-- What needs to be done --
Below are records to be output exactly, every one of them.

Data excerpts
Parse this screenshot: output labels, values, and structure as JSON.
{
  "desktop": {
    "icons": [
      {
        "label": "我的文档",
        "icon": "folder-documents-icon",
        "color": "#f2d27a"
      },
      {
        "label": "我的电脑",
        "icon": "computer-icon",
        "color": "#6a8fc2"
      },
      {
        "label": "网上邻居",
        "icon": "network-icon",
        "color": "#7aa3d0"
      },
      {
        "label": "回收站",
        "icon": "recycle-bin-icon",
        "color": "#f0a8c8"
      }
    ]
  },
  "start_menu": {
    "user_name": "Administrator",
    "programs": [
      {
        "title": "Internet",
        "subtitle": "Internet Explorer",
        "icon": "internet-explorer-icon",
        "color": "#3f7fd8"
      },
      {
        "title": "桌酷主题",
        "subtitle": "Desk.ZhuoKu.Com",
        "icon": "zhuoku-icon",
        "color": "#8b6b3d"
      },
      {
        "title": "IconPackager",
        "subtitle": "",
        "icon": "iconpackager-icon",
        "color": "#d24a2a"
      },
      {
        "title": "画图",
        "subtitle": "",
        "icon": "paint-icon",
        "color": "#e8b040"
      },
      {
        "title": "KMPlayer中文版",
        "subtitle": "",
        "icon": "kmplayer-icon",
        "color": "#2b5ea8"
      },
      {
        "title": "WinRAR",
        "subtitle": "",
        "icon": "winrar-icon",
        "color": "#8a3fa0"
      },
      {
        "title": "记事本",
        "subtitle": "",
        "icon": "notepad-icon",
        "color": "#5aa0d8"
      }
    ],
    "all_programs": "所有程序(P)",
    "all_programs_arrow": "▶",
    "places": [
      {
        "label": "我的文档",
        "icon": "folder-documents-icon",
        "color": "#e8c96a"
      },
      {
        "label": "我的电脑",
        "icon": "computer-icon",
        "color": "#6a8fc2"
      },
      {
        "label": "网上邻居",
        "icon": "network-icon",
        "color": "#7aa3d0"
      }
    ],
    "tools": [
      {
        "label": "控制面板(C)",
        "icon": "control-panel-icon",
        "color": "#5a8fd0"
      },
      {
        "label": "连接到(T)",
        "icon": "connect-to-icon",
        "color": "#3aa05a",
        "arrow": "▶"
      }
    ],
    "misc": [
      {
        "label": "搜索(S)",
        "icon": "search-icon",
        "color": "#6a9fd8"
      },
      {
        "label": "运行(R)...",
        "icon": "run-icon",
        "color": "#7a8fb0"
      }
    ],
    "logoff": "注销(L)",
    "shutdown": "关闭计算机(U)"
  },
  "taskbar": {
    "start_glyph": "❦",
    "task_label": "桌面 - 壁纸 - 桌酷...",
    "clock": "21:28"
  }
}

-- Solution to this problem --
Parse this screenshot: output labels, values, and structure as JSON.
{
  "desktop": {
    "icons": [
      {
        "label": "我的文档",
        "icon": "folder-documents-icon",
        "color": "#f2d27a"
      },
      {
        "label": "我的电脑",
        "icon": "computer-icon",
        "color": "#6a8fc2"
      },
      {
        "label": "网上邻居",
        "icon": "network-icon",
        "color": "#7aa3d0"
      },
      {
        "label": "回收站",
        "icon": "recycle-bin-icon",
        "color": "#f0a8c8"
      }
    ]
  },
  "start_menu": {
    "user_name": "Administrator",
    "programs": [
      {
        "title": "Internet",
        "subtitle": "Internet Explorer",
        "icon": "internet-explorer-icon",
        "color": "#3f7fd8"
      },
      {
        "title": "桌酷主题",
        "subtitle": "Desk.ZhuoKu.Com",
        "icon": "zhuoku-icon",
        "color": "#8b6b3d"
      },
      {
        "title": "IconPackager",
        "subtitle": "",
        "icon": "iconpackager-icon",
        "color": "#d24a2a"
      },
      {
        "title": "画图",
        "subtitle": "",
        "icon": "paint-icon",
        "color": "#e8b040"
      },
      {
        "title": "KMPlayer中文版",
        "subtitle": "",
        "icon": "kmplayer-icon",
        "color": "#2b5ea8"
      },
      {
        "title": "WinRAR",
        "subtitle": "",
        "icon": "winrar-icon",
        "color": "#8a3fa0"
      },
      {
        "title": "记事本",
        "subtitle": "",
        "icon": "notepad-icon",
        "color": "#5aa0d8"
      }
    ],
    "all_programs": "所有程序(P)",
    "all_programs_arrow": "▶",
    "places": [
      {
        "label": "我的文档",
        "icon": "folder-documents-icon",
        "color": "#e8c96a"
      },
      {
        "label": "我的电脑",
        "icon": "computer-icon",
        "color": "#6a8fc2"
      },
      {
        "label": "网上邻居",
        "icon": "network-icon",
        "color": "#7aa3d0"
      }
    ],
    "tools": [
      {
        "label": "控制面板(C)",
        "icon": "control-panel-icon",
        "color": "#5a8fd0"
      },
      {
        "label": "连接到(T)",
        "icon": "connect-to-icon",
        "color": "#3aa05a",
        "arrow": "▶"
      }
    ],
    "misc": [
      {
        "label": "搜索(S)",
        "icon": "search-icon",
        "color": "#6a9fd8"
      },
      {
        "label": "运行(R)...",
        "icon": "run-icon",
        "color": "#7a8fb0"
      }
    ],
    "logoff": "注销(L)",
    "shutdown": "关闭计算机(U)"
  },
  "taskbar": {
    "start_glyph": "❦",
    "task_label": "桌面 - 壁纸 - 桌酷...",
    "clock": "21:28"
  }
}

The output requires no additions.